Thursday, April 14, 2016

Car Trouble

In 2011 Don Foss, perhaps the richest used-car salesman in the history of the world, commissioned a half-hour film about himself and posted it to YouTube. The Don Foss Story opens with one of his TV ads from the 1970s, ads for which Foss hired an actor to portray him. (The real Foss, who is portly and balding, says he might have played himself "if I looked like Robert Redford.") At the ad's conclusion, we meet the film's narrator: "Today I'm going to guide you through the story of a truly remarkable man," he intones before lobbing the auto billionaire his first softball: "Don, your story pretty much epitomizes the great American Dream. I'm sure everybody wants to know how you did it."

What Foss did was practically invent the subprime car loan, a market that today exceeds $100 billion a year. First as a dealer, and later as the founder of an auto-financing company called Credit Acceptance, he was "really the first to see all the money to be made arranging the financing for cars that would otherwise end up in the crusher, and selling them in poor neighborhoods," says a longtime auto industry consultant.

The Don Foss Story casts things a bit differently. It includes a lot of talk about the nobility of extending credit to people no one else would lend to. If not for Credit Acceptance and its imitators, how would people make it to and from work, shuttle the kids to school, or take Mom to her dialysis appointments? By 1995, when the Wall Street Journal ran a front-page story on this "corner of the lending world J.P. Morgan would not recognize," Foss' personal stake in Credit Acceptance was worth $550 million. The company's stock was trading at $21 a share then. Today the price hovers around $200.

Virtually all of this growth has taken place since 2008—not despite the Great Recession, but largely because of it. When millions of Americans lost homes to foreclosure and millions more lost their jobs, it created a vast new reservoir of customers with tarnished credit and little cash. The amount of money loaned to these subprime borrowers—who now account for nearly a quarter of all auto loans—has more than doubled since 2009, the New York Fed reports. And because car loans, like mortgages, can be bundled and peddled to Wall Street investors, subprime auto bonds have emerged as an attractive replacement for the disgraced subprime mortgage bonds. In 2009, auto financiers sold about $3 billion worth of subprime auto bonds through the securities markets. By 2014, that number was $22 billion.

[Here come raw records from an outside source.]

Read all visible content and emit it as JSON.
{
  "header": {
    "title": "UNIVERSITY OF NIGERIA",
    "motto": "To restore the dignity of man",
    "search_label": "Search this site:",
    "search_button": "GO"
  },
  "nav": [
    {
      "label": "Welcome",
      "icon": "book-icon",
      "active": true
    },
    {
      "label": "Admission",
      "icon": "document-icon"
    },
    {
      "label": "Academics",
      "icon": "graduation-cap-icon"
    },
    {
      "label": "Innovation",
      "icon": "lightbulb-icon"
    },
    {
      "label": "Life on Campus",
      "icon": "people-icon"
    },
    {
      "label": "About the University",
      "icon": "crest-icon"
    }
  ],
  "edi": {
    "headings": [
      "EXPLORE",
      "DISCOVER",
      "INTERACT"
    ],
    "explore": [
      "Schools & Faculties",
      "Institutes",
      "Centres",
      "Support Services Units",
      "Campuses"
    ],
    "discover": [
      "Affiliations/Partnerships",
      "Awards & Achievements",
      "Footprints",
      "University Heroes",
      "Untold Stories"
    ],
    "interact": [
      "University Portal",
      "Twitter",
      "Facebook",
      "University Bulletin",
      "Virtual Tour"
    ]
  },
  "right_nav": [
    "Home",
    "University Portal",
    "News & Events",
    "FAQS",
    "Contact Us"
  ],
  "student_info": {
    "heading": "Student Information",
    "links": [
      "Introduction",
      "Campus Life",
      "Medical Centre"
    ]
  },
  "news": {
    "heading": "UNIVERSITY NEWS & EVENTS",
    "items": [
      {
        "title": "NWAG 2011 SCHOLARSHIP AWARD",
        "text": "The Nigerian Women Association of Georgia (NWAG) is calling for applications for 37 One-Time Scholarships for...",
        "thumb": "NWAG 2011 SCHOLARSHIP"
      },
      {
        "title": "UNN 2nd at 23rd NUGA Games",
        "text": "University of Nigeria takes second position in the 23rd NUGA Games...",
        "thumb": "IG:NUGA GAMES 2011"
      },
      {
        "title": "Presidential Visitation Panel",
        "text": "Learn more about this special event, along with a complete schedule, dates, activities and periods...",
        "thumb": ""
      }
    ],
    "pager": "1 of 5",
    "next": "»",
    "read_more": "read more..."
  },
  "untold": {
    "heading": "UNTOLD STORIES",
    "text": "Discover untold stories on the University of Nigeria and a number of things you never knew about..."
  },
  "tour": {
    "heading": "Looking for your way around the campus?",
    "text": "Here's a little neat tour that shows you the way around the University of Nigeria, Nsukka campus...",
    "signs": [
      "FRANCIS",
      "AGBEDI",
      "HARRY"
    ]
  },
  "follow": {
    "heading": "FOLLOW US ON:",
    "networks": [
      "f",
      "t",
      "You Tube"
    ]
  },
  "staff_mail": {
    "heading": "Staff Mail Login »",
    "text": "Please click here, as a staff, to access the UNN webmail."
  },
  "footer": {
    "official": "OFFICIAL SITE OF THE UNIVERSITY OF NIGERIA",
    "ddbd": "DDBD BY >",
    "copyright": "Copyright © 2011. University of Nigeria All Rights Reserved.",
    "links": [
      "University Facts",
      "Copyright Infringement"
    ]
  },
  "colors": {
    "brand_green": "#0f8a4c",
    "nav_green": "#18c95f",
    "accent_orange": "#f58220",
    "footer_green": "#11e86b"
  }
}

While the subprime auto market is nowhere near large enough to bring down the economy, there are unmistakable parallels to the mortgage debacle. Delinquencies and repossessions are on the rise industry-wide, and there have been reports of falsified loan applications. At least eight banks have come under scrutiny for allegedly jacking up interest rates on black and Latino car buyers. Big players including Ally Financial and Fifth Third Bank (America's ninth-largest bank) recently paid out nearly $200 million to settle such accusations. "Auto loans are now the most troubled consumer financial product," Sen. Elizabeth Warren (D-Mass.) noted last spring. "The market is now thick with loose underwriting standards, predatory and discriminatory lending practices, and increasing repossessions." (...)

Foss took Credit Acceptance public in 1992. It was around then that Ohio lawyer Ron Burdge, in the process of suing a used-car dealer, obtained a copy of Credit Acceptance's corporate manual and realized, with a mix of horror and awe, that "they had created this remarkable system for taking every last dime from their customers." Of Credit Acceptance's nearly 300 employees, roughly 200 were in collections, and the company pursued delinquent borrowers with machinelike efficiency. If that didn't work, a company lawyer would sue the customers for damages—including additional interest and legal fees—and then go after their wages in states that allowed it. "They brought everything to a totally new level," said Burdge, who used what he learned in subsequent lawsuits against the company.

Three years later, when a Wall Street Journal reporter arrived in Michigan to profile Foss and his business, it wasn't uncommon to find customers saddled with interest rates as high as 30 percent. Borrowers typically paid twice what the car had cost the dealer, the paper reported, and often those vehicles didn't outlast the loans that financed them. Eventually, Credit Acceptance and other subprime lenders would even start requiring borrowers to install starter kill switches that allowed the companies to incapacitate their vehicles from afar, "pretty much guaranteeing that the car loan is the first one people pay every month," a former Ford finance manager told me. Credit Acceptance now finances sales for thousands of used-car lots across the United States, and Foss' success has inspired any number of imitators: Capital One, Santander, and Wells Fargo are just a few of the big players that piled into the business of extending car loans to desperate people at borderline usurious rates. "The thing I didn't realize about going public is that you tell everybody how your business works," Foss cracked in one interview.

by Gary Rivlin, Mother Jones |  Read more:
Image: Ross MacDonald